Beginning in late 2018, residents living in San Bernardino and eastern Los Angeles counties will no longer be able to say they live in “the 909.”

The 909 area code is expected to run out of numbers around March 2019, so a new area code will be introduced for all new numbers in the region currently being served by the 909 area code beginning September 2018.

Because the new area code will be introduced through a geographic overlay, current telephone numbers will not have to be changed. Customers who request a new phone number will be given the new area code, but the 909 area code may still be used if numbers become available.

In contrast, the 909 area code was created through a geographic split, taking area from the 714 area code in 1992 that forced everyone in the new 909 region to change their phone numbers to reflect the new area code. The geographic split method was used again in 2004 when part of the area served by the 909 area code became the 951 area code.

That was the last geographic split used in California to date, and that method has not been used to introduce a new area code in the United States in over 10 years.

The new area code, which has not been announced yet, is expected to last about 28 years based on past and estimated future new phone number requests.

“An ounce of prevention is really what it is,” said Constance Gordon of the California Public Utilities Commission, which governs area code usage in the state.

Gordon said the geographic split has seen decreasing usage because it tends to be more disruptive than using the overlay method.

“With a split, then half of the people in that area code are going to get new numbers, and that’s pretty disruptive,” she said. “So, if you do an overlay, everybody keeps their current number and only new people getting new phones will have the new area code.”

In the past, geographic splits were seen as a way to minimize confusion. Neighbors were able to simply dial a seven-digit phone number because they knew they were in the same area code. That made it simpler and quicker to dial local phone numbers.

With an overlay, customers are required to dial the area code before the seven-digit phone number, regardless of whether the number is within the same area code. On landlines, this also requires dialing the number 1 before the area code.

However, as more people are using cell phones, the benefits of a geographic split no longer outweigh the disruption of making half of customers change their numbers, requiring businesses to reprint business cards, menus, and anything which might list their phone number.

Cell phones allow customers to instantly dial a saved number and not have to re-type the number each time, so the convenience of preserving seven-digit dialing is not as valuable. While an overlay means two people in the same household might end up with different area codes, saved numbers means they would not have to worry about remembering who has which area code.

An area code can run out of numbers due to the way phone numbers are determined. The first three numbers after an area code are referred to as the prefix, which are assigned to small geographic areas within the area code called rate centers.

The 909 area code has 21 rate centers, most of which align with city boundaries. A prefix can only be assigned to one rate center, and once assigned it cannot be used elsewhere, even if it is rarely used.
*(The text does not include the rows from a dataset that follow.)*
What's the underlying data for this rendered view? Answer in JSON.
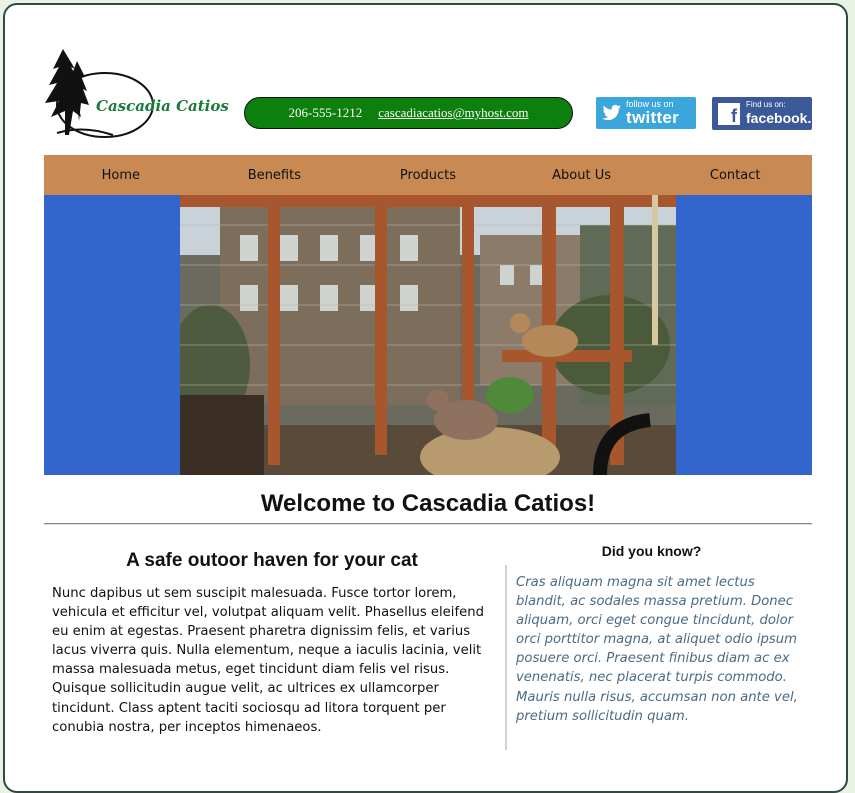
{
  "header": {
    "logo_text": "Cascadia Catios",
    "phone": "206-555-1212",
    "email": "cascadiacatios@myhost.com",
    "twitter": {
      "small": "follow us on",
      "big": "twitter",
      "icon": "twitter-bird-icon"
    },
    "facebook": {
      "small": "Find us on:",
      "big": "facebook.",
      "icon": "facebook-f-icon"
    }
  },
  "nav": {
    "items": [
      {
        "label": "Home"
      },
      {
        "label": "Benefits"
      },
      {
        "label": "Products"
      },
      {
        "label": "About Us"
      },
      {
        "label": "Contact"
      }
    ]
  },
  "hero": {
    "description": "photo"
  },
  "main": {
    "title": "Welcome to Cascadia Catios!",
    "heading": "A safe outoor haven for your cat",
    "body": "Nunc dapibus ut sem suscipit malesuada. Fusce tortor lorem, vehicula et efficitur vel, volutpat aliquam velit. Phasellus eleifend eu enim at egestas. Praesent pharetra dignissim felis, et varius lacus viverra quis. Nulla elementum, neque a iaculis lacinia, velit massa malesuada metus, eget tincidunt diam felis vel risus. Quisque sollicitudin augue velit, ac ultrices ex ullamcorper tincidunt. Class aptent taciti sociosqu ad litora torquent per conubia nostra, per inceptos himenaeos."
  },
  "aside": {
    "heading": "Did you know?",
    "body": "Cras aliquam magna sit amet lectus blandit, ac sodales massa pretium. Donec aliquam, orci eget congue tincidunt, dolor orci porttitor magna, at aliquet odio ipsum posuere orci. Praesent finibus diam ac ex venenatis, nec placerat turpis commodo. Mauris nulla risus, accumsan non ante vel, pretium sollicitudin quam."
  },
  "colors": {
    "nav": "#c88a52",
    "hero_bg": "#3366cc",
    "contact_pill": "#0c7f0c",
    "aside_text": "#4b6b86"
  }
}
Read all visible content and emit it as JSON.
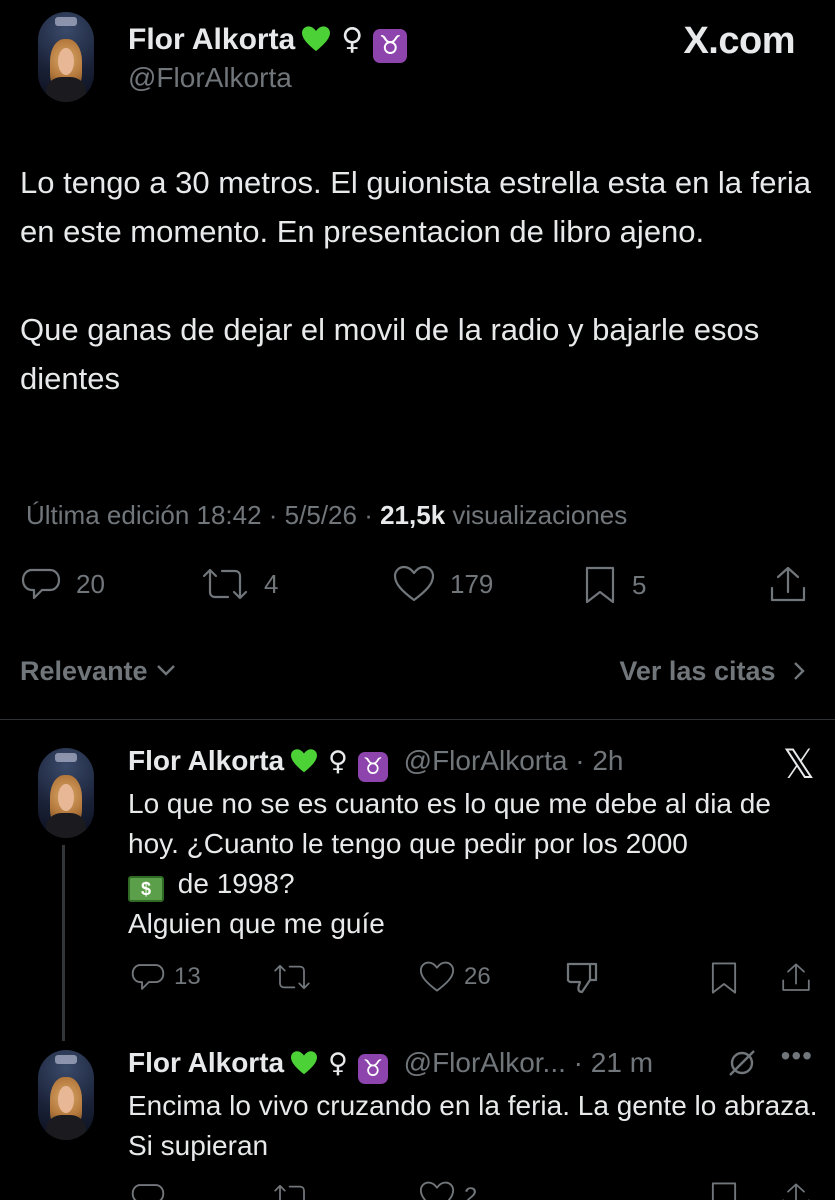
{
  "site_logo": "X.com",
  "main_tweet": {
    "display_name": "Flor Alkorta",
    "handle": "@FlorAlkorta",
    "emojis": [
      "green-heart",
      "♀",
      "♉"
    ],
    "text": "Lo tengo a 30 metros. El guionista estrella esta en la feria en este momento. En presentacion de libro ajeno.\n\nQue ganas de dejar el movil de la radio y bajarle esos dientes",
    "edited_label": "Última edición 18:42 · 5/5/26",
    "views_count": "21,5k",
    "views_label": "visualizaciones",
    "replies": "20",
    "reposts": "4",
    "likes": "179",
    "bookmarks": "5"
  },
  "sort": {
    "label": "Relevante",
    "quotes_label": "Ver las citas"
  },
  "replies": [
    {
      "display_name": "Flor Alkorta",
      "handle": "@FlorAlkorta",
      "time": "2h",
      "text_line1": "Lo que no se es cuanto es lo que me debe al dia de hoy. ¿Cuanto le tengo que pedir por los 2000",
      "dollar_emoji": "$",
      "text_line2": "de 1998?",
      "text_line3": "Alguien que me guíe",
      "replies": "13",
      "reposts": "",
      "likes": "26"
    },
    {
      "display_name": "Flor Alkorta",
      "handle": "@FlorAlkor...",
      "time": "21 m",
      "text": "Encima lo vivo cruzando en la feria. La gente lo abraza. Si supieran",
      "likes": "2"
    }
  ],
  "colors": {
    "background": "#000000",
    "text": "#e7e9ea",
    "muted": "#71767b",
    "divider": "#2f3336",
    "taurus_bg": "#8e44ad",
    "heart": "#4cd137"
  }
}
For instance, Pomona is one of the 909’s rate centers, and has 40 prefixes assigned to it. Ontario is the area code’s largest rate center with 120 assigned prefixes.

Only 74 prefixes remain available to be used in the 909 area code, which is only 9 percent of the total prefixes available to it.

The CPUC held three public hearings in Pomona, San Bernardino and redlands in April in order to share with the public how they planned to introduce the new area code and to give the public an opportunity to give feedback. The meetings were not well-attended, but those who did show up were mostly in favor of the move, especially the overlay method being used.

Two commenters, however, showed up in support of using the geographic split method.

Though it is unlikely that the commission will go another route in order to prevent the 909 from running out of numbers, they are not expected to make an official decision until later this year.